“You have what?” I asked. She responded: “At home I have a one-cent post card that my grandmother mailed to my grandfather before they were married. He never received the card that my grandmother mailed him”.
Pausing for me to fully process what she had shared, she went on to say: “My grandmother died when she was still young. She died giving birth to their fourth child. Later my grandfather remarried and both he and his second wife were deceased before the one-cent post card eventually was delivered at the intended address. The family home was still in the family and the surname was still the same. The post card arrived eighty-years from the date when it was mailed”.
What an absolutely, incredible story! I told her I needed the story and a picture of the post card for my blog. She responded that a family member had written a story related to the card’s history. In fact, the family member had shared the story and the post card with a reporter for the town’s paper. The reporter was captivated by the story as well. He promised to publish the story. Two days later, the family member noticed the reporter’s obituary in the town’s newspaper. Consequently, the story was never published and it took some finesse on the family member’s part to have the postcard returned to her possession. It is now a keepsake that my cousin’s wife treasures.
I was sharing that story with my daughter and son-in-law and they said to me in unison. “Did you hear about the story of Scott in Scotland and the letter he received through the mail?” I had not, but it too, is an interesting story. They heard about the letter and how it was addressed on a public radio talk show.
Truthfully, the letter carrier in Scotland had to know those on his mail route well to figure out the riddle or the puzzle related to finding the correct recipient of the correspondence. The letter included only a first name. The following notations were included on the envelope: “Scott, from Scotland … aged about 60/70?? … corner of Tiniroto Road (almost). By a bridge. Has a Japanese wife — who may be older but looks about 20 … also has a daughter, about 3. Loves history … Good sense of humour … tells a good tale … Rural delivery area, sort of south east of Gisborne.”
Scott O’Brien, the person to whom the letter was addressed was surprised the letter made its way to the intended recipient.
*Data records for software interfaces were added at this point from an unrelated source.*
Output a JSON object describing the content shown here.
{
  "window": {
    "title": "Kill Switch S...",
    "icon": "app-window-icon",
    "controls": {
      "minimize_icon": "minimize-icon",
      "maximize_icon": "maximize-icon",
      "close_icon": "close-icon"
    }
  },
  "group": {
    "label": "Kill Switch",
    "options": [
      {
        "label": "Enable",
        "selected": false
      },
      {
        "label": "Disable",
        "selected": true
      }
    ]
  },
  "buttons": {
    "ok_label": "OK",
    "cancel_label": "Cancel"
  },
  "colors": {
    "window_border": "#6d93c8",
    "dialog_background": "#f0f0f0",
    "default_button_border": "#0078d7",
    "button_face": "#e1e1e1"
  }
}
Scott previously had engaged in conversation with a man delivering phone books. Actually, it was by happenstance that they met at all. Scott heard his dog barking and went outside to see what was going on. I guess you could say, “They hit it off.” The two men talked for about an hour and a half. You are probably thinking the same thing I was thinking. “Was the man delivering phone books being paid by the hour?”
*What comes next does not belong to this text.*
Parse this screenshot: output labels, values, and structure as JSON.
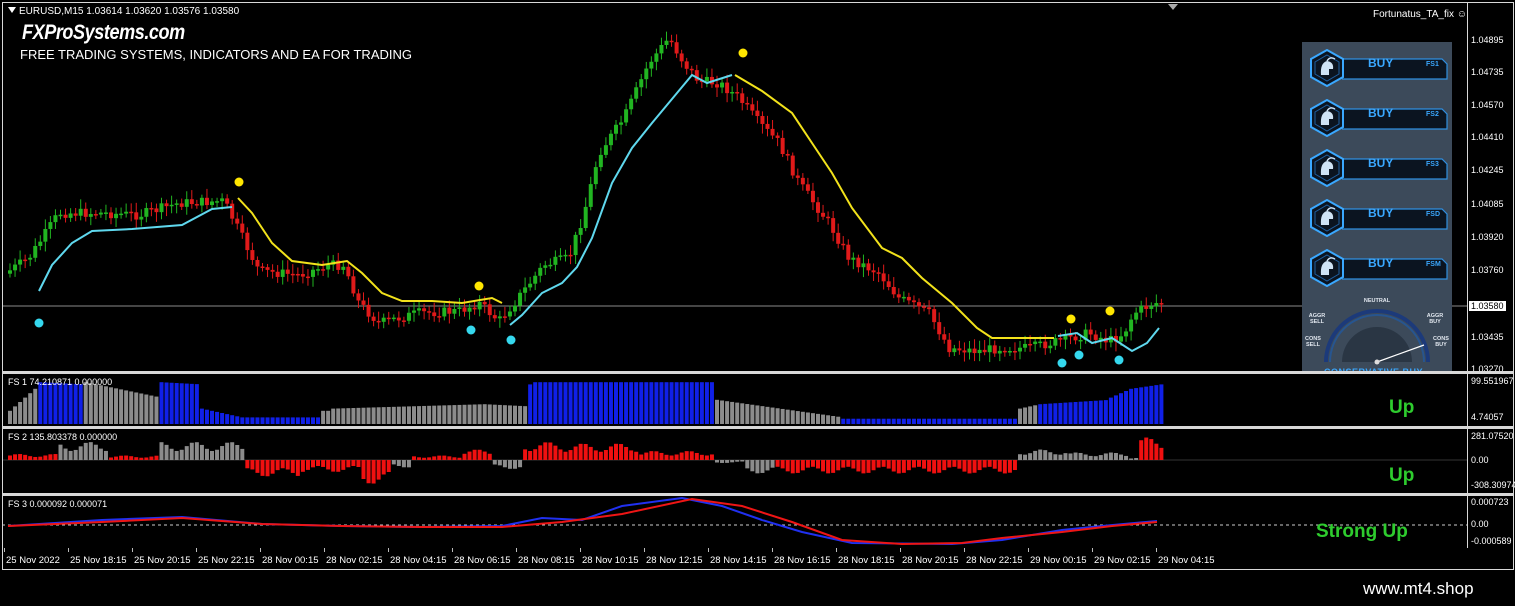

George MacLachlan, the deliverer of the phone book, had the social graces to write Scott O’Brien to thank him for his time and conversation. In addition, he mentioned that he hopes to visit with him again next year.
At our family reunion on Saturday, a cousin said: “I always read two or three lines of your blog.” Noticing my inquisitive (was it a smile or was it a smirk – I don’t remember) at any rate, if that cousin stops before completing the first paragraph of today’s blog, he’s missed two interesting stories. Neither originated with me, I simply had the opportunity to write them down.
All My Best!